Stored data
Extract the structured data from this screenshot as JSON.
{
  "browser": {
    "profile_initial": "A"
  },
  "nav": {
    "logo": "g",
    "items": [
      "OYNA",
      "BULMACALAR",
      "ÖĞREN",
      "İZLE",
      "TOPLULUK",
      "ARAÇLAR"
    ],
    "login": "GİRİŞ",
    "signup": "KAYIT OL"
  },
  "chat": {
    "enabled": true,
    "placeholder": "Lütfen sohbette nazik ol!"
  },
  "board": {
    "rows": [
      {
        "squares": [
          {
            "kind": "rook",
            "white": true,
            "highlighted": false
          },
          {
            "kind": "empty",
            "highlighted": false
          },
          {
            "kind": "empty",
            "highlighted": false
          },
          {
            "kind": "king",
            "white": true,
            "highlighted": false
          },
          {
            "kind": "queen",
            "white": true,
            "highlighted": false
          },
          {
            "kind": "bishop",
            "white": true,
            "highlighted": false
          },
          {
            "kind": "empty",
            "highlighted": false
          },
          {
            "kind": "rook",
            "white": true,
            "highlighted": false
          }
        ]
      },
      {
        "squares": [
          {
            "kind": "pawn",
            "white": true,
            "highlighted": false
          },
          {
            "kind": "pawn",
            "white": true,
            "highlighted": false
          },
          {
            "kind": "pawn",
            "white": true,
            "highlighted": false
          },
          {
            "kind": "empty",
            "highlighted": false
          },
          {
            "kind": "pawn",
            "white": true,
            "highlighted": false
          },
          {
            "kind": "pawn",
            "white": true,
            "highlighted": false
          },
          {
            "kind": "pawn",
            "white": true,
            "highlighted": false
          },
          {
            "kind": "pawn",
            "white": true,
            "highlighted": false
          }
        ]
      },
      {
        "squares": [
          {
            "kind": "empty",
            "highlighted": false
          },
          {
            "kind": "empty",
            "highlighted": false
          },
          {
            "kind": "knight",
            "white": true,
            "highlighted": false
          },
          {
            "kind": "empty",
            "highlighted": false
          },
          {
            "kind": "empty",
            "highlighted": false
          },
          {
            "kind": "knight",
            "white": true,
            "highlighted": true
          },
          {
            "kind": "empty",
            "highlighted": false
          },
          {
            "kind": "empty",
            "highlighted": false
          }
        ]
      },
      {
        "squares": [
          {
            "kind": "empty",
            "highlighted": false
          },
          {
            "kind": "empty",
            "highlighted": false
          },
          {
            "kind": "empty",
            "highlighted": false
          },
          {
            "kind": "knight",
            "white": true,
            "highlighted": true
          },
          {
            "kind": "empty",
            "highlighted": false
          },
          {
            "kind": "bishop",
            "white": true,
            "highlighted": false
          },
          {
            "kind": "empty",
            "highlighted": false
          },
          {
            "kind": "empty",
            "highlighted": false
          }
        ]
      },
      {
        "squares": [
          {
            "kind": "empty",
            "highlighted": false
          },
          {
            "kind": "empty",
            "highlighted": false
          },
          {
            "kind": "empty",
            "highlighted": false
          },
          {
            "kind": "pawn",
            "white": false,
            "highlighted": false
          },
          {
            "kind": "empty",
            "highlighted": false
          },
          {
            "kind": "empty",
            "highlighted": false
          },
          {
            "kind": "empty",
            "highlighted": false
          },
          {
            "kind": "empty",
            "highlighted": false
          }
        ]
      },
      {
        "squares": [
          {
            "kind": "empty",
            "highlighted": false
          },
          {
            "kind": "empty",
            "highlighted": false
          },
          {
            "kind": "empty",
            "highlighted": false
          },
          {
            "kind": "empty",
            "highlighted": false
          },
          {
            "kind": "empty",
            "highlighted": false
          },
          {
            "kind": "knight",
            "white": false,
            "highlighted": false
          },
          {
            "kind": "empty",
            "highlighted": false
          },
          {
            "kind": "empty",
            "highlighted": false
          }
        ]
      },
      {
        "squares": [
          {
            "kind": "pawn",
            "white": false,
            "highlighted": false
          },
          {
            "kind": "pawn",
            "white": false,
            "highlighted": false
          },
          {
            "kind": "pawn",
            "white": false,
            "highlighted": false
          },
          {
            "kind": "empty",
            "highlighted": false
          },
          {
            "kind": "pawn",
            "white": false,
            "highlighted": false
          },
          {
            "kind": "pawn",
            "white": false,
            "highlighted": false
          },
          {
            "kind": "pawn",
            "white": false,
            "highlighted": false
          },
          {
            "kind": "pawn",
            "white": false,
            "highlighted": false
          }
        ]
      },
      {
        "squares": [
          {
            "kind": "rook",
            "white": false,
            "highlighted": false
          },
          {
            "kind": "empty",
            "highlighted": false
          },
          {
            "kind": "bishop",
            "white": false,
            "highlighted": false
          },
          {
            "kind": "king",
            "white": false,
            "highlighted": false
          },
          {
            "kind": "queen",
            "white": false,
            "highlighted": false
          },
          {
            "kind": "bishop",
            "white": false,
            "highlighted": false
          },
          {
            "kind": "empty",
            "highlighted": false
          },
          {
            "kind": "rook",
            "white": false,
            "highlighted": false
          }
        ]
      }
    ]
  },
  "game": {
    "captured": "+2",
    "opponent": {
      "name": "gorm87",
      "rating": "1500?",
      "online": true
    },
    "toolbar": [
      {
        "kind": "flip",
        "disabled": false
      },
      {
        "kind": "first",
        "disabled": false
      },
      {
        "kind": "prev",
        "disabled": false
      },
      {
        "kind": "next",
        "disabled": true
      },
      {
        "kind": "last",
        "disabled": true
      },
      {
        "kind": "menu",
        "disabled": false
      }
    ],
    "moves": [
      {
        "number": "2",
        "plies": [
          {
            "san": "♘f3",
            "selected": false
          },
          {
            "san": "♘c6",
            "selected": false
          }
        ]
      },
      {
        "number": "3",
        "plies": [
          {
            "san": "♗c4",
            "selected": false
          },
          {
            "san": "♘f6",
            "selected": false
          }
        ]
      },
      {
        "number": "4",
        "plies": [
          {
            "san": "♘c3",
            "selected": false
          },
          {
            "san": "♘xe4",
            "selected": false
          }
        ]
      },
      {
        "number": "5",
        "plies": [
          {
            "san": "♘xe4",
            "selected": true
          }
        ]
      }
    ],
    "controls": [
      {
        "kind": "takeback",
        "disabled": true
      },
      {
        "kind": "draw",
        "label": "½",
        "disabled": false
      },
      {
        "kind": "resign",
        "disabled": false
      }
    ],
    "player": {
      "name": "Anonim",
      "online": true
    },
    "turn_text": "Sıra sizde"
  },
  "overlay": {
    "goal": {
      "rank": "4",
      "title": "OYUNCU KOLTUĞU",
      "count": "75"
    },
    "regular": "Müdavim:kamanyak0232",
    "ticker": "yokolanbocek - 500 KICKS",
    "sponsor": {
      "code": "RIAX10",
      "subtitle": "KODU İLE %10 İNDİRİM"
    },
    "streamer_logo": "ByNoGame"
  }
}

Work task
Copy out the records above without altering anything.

Result for this task
Extract the structured data from this screenshot as JSON.
{
  "browser": {
    "profile_initial": "A"
  },
  "nav": {
    "logo": "g",
    "items": [
      "OYNA",
      "BULMACALAR",
      "ÖĞREN",
      "İZLE",
      "TOPLULUK",
      "ARAÇLAR"
    ],
    "login": "GİRİŞ",
    "signup": "KAYIT OL"
  },
  "chat": {
    "enabled": true,
    "placeholder": "Lütfen sohbette nazik ol!"
  },
  "board": {
    "rows": [
      {
        "squares": [
          {
            "kind": "rook",
            "white": true,
            "highlighted": false
          },
          {
            "kind": "empty",
            "highlighted": false
          },
          {
            "kind": "empty",
            "highlighted": false
          },
          {
            "kind": "king",
            "white": true,
            "highlighted": false
          },
          {
            "kind": "queen",
            "white": true,
            "highlighted": false
          },
          {
            "kind": "bishop",
            "white": true,
            "highlighted": false
          },
          {
            "kind": "empty",
            "highlighted": false
          },
          {
            "kind": "rook",
            "white": true,
            "highlighted": false
          }
        ]
      },
      {
        "squares": [
          {
            "kind": "pawn",
            "white": true,
            "highlighted": false
          },
          {
            "kind": "pawn",
            "white": true,
            "highlighted": false
          },
          {
            "kind": "pawn",
            "white": true,
            "highlighted": false
          },
          {
            "kind": "empty",
            "highlighted": false
          },
          {
            "kind": "pawn",
            "white": true,
            "highlighted": false
          },
          {
            "kind": "pawn",
            "white": true,
            "highlighted": false
          },
          {
            "kind": "pawn",
            "white": true,
            "highlighted": false
          },
          {
            "kind": "pawn",
            "white": true,
            "highlighted": false
          }
        ]
      },
      {
        "squares": [
          {
            "kind": "empty",
            "highlighted": false
          },
          {
            "kind": "empty",
            "highlighted": false
          },
          {
            "kind": "knight",
            "white": true,
            "highlighted": false
          },
          {
            "kind": "empty",
            "highlighted": false
          },
          {
            "kind": "empty",
            "highlighted": false
          },
          {
            "kind": "knight",
            "white": true,
            "highlighted": true
          },
          {
            "kind": "empty",
            "highlighted": false
          },
          {
            "kind": "empty",
            "highlighted": false
          }
        ]
      },
      {
        "squares": [
          {
            "kind": "empty",
            "highlighted": false
          },
          {
            "kind": "empty",
            "highlighted": false
          },
          {
            "kind": "empty",
            "highlighted": false
          },
          {
            "kind": "knight",
            "white": true,
            "highlighted": true
          },
          {
            "kind": "empty",
            "highlighted": false
          },
          {
            "kind": "bishop",
            "white": true,
            "highlighted": false
          },
          {
            "kind": "empty",
            "highlighted": false
          },
          {
            "kind": "empty",
            "highlighted": false
          }
        ]
      },
      {
        "squares": [
          {
            "kind": "empty",
            "highlighted": false
          },
          {
            "kind": "empty",
            "highlighted": false
          },
          {
            "kind": "empty",
            "highlighted": false
          },
          {
            "kind": "pawn",
            "white": false,
            "highlighted": false
          },
          {
            "kind": "empty",
            "highlighted": false
          },
          {
            "kind": "empty",
            "highlighted": false
          },
          {
            "kind": "empty",
            "highlighted": false
          },
          {
            "kind": "empty",
            "highlighted": false
          }
        ]
      },
      {
        "squares": [
          {
            "kind": "empty",
            "highlighted": false
          },
          {
            "kind": "empty",
            "highlighted": false
          },
          {
            "kind": "empty",
            "highlighted": false
          },
          {
            "kind": "empty",
            "highlighted": false
          },
          {
            "kind": "empty",
            "highlighted": false
          },
          {
            "kind": "knight",
            "white": false,
            "highlighted": false
          },
          {
            "kind": "empty",
            "highlighted": false
          },
          {
            "kind": "empty",
            "highlighted": false
          }
        ]
      },
      {
        "squares": [
          {
            "kind": "pawn",
            "white": false,
            "highlighted": false
          },
          {
            "kind": "pawn",
            "white": false,
            "highlighted": false
          },
          {
            "kind": "pawn",
            "white": false,
            "highlighted": false
          },
          {
            "kind": "empty",
            "highlighted": false
          },
          {
            "kind": "pawn",
            "white": false,
            "highlighted": false
          },
          {
            "kind": "pawn",
            "white": false,
            "highlighted": false
          },
          {
            "kind": "pawn",
            "white": false,
            "highlighted": false
          },
          {
            "kind": "pawn",
            "white": false,
            "highlighted": false
          }
        ]
      },
      {
        "squares": [
          {
            "kind": "rook",
            "white": false,
            "highlighted": false
          },
          {
            "kind": "empty",
            "highlighted": false
          },
          {
            "kind": "bishop",
            "white": false,
            "highlighted": false
          },
          {
            "kind": "king",
            "white": false,
            "highlighted": false
          },
          {
            "kind": "queen",
            "white": false,
            "highlighted": false
          },
          {
            "kind": "bishop",
            "white": false,
            "highlighted": false
          },
          {
            "kind": "empty",
            "highlighted": false
          },
          {
            "kind": "rook",
            "white": false,
            "highlighted": false
          }
        ]
      }
    ]
  },
  "game": {
    "captured": "+2",
    "opponent": {
      "name": "gorm87",
      "rating": "1500?",
      "online": true
    },
    "toolbar": [
      {
        "kind": "flip",
        "disabled": false
      },
      {
        "kind": "first",
        "disabled": false
      },
      {
        "kind": "prev",
        "disabled": false
      },
      {
        "kind": "next",
        "disabled": true
      },
      {
        "kind": "last",
        "disabled": true
      },
      {
        "kind": "menu",
        "disabled": false
      }
    ],
    "moves": [
      {
        "number": "2",
        "plies": [
          {
            "san": "♘f3",
            "selected": false
          },
          {
            "san": "♘c6",
            "selected": false
          }
        ]
      },
      {
        "number": "3",
        "plies": [
          {
            "san": "♗c4",
            "selected": false
          },
          {
            "san": "♘f6",
            "selected": false
          }
        ]
      },
      {
        "number": "4",
        "plies": [
          {
            "san": "♘c3",
            "selected": false
          },
          {
            "san": "♘xe4",
            "selected": false
          }
        ]
      },
      {
        "number": "5",
        "plies": [
          {
            "san": "♘xe4",
            "selected": true
          }
        ]
      }
    ],
    "controls": [
      {
        "kind": "takeback",
        "disabled": true
      },
      {
        "kind": "draw",
        "label": "½",
        "disabled": false
      },
      {
        "kind": "resign",
        "disabled": false
      }
    ],
    "player": {
      "name": "Anonim",
      "online": true
    },
    "turn_text": "Sıra sizde"
  },
  "overlay": {
    "goal": {
      "rank": "4",
      "title": "OYUNCU KOLTUĞU",
      "count": "75"
    },
    "regular": "Müdavim:kamanyak0232",
    "ticker": "yokolanbocek - 500 KICKS",
    "sponsor": {
      "code": "RIAX10",
      "subtitle": "KODU İLE %10 İNDİRİM"
    },
    "streamer_logo": "ByNoGame"
  }
}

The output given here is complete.